[App and web page records]

******************************

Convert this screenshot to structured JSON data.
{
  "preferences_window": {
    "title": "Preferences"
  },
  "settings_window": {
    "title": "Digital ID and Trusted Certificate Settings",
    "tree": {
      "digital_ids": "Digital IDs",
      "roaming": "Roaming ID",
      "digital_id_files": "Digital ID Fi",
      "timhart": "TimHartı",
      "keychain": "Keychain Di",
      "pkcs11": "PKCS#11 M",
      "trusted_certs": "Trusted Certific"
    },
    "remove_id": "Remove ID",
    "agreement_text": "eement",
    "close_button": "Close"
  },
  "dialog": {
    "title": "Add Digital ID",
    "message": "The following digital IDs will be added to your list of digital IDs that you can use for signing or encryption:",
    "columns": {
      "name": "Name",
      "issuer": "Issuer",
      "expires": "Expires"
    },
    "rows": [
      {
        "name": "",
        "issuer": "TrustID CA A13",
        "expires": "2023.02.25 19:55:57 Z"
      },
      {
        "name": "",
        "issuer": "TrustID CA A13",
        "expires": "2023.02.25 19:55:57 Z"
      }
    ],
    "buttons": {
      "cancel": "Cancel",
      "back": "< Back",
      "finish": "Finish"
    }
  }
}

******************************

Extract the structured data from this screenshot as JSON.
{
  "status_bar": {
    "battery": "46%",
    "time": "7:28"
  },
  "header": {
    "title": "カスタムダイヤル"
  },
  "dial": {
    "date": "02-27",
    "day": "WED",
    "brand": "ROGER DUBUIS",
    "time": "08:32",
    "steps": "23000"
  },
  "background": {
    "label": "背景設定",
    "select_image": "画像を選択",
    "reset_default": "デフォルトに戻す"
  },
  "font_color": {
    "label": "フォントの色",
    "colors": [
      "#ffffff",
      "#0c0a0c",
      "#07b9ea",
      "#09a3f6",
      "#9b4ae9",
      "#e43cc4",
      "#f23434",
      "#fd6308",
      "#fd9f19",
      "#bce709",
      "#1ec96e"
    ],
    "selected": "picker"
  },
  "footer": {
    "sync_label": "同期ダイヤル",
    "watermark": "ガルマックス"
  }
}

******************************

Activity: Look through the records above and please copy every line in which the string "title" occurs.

Exercise result:
    "title": "Preferences"
    "title": "Digital ID and Trusted Certificate Settings",
    "title": "Add Digital ID",
    "title": "カスタムダイヤル"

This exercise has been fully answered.